TO DO:
Take each line in the entries below that holds "true" and show it.

---*---

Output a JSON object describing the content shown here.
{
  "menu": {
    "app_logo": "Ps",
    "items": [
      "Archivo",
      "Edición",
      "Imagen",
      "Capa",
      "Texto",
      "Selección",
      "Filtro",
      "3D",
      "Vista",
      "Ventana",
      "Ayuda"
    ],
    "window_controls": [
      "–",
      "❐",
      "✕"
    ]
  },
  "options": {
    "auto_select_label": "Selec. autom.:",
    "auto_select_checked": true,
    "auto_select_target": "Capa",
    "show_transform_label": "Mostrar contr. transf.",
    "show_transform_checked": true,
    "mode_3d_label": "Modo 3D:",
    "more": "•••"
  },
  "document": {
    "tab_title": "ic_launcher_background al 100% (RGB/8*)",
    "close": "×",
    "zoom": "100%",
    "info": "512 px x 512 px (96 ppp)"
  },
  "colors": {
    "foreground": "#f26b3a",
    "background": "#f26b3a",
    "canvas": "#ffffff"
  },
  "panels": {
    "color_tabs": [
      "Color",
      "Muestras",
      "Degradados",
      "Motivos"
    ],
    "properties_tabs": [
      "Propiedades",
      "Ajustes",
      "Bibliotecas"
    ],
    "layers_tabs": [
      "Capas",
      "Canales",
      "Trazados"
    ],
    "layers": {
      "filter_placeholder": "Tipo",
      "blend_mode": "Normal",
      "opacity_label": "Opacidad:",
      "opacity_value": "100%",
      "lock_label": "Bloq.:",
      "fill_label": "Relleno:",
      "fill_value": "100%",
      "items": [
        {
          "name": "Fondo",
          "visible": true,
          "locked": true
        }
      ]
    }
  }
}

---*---

WORKED SOLUTION:
    "auto_select_checked": true,
    "show_transform_checked": true,
          "visible": true,
          "locked": true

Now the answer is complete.